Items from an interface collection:

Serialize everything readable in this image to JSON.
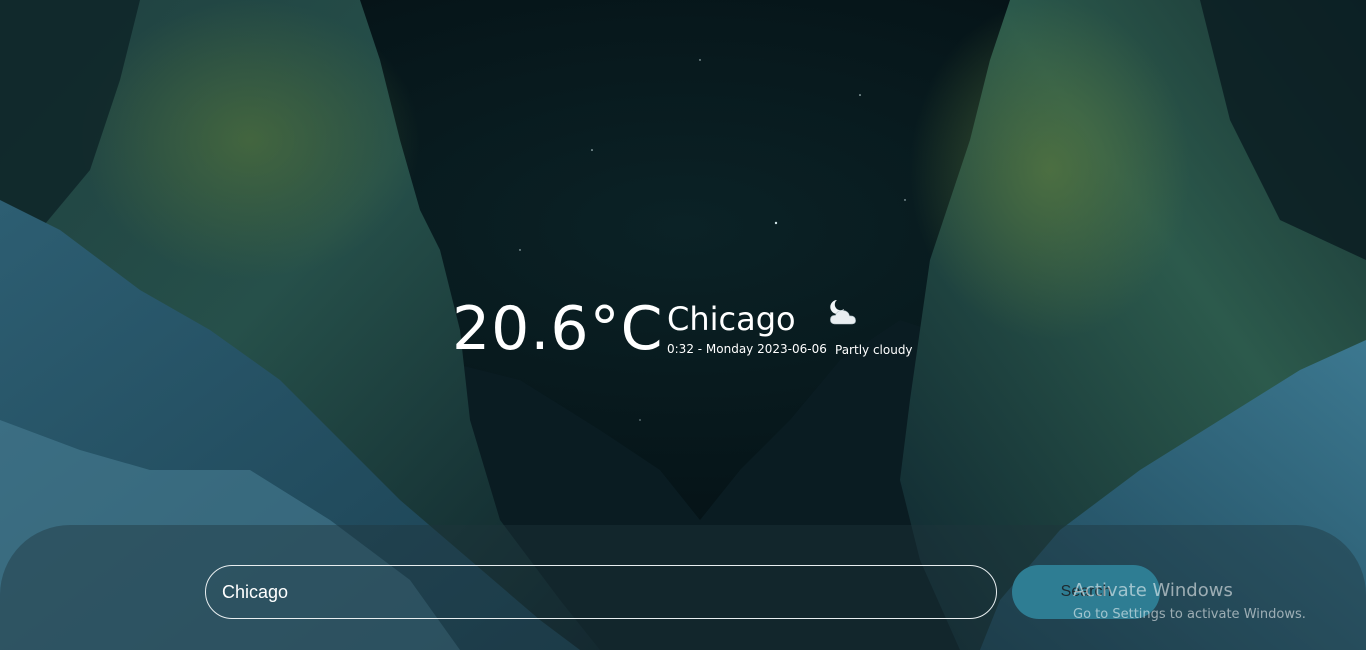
{
  "weather": {
    "temperature": "20.6°C",
    "city": "Chicago",
    "datetime": "0:32 - Monday 2023-06-06",
    "condition": "Partly cloudy",
    "condition_icon": "partly-cloudy-night-icon"
  },
  "search": {
    "value": "Chicago",
    "button_label": "Search",
    "accent_color": "#2e7d93"
  },
  "watermark": {
    "title": "Activate Windows",
    "subtitle": "Go to Settings to activate Windows."
  },
  "background": {
    "sky_color": "#06171c",
    "rock_color": "#1d3a40",
    "snow_color": "#3a6f84"
  }
}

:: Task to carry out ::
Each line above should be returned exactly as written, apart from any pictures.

:: Answer box ::
Serialize everything readable in this image to JSON.
{
  "weather": {
    "temperature": "20.6°C",
    "city": "Chicago",
    "datetime": "0:32 - Monday 2023-06-06",
    "condition": "Partly cloudy",
    "condition_icon": "partly-cloudy-night-icon"
  },
  "search": {
    "value": "Chicago",
    "button_label": "Search",
    "accent_color": "#2e7d93"
  },
  "watermark": {
    "title": "Activate Windows",
    "subtitle": "Go to Settings to activate Windows."
  },
  "background": {
    "sky_color": "#06171c",
    "rock_color": "#1d3a40",
    "snow_color": "#3a6f84"
  }
}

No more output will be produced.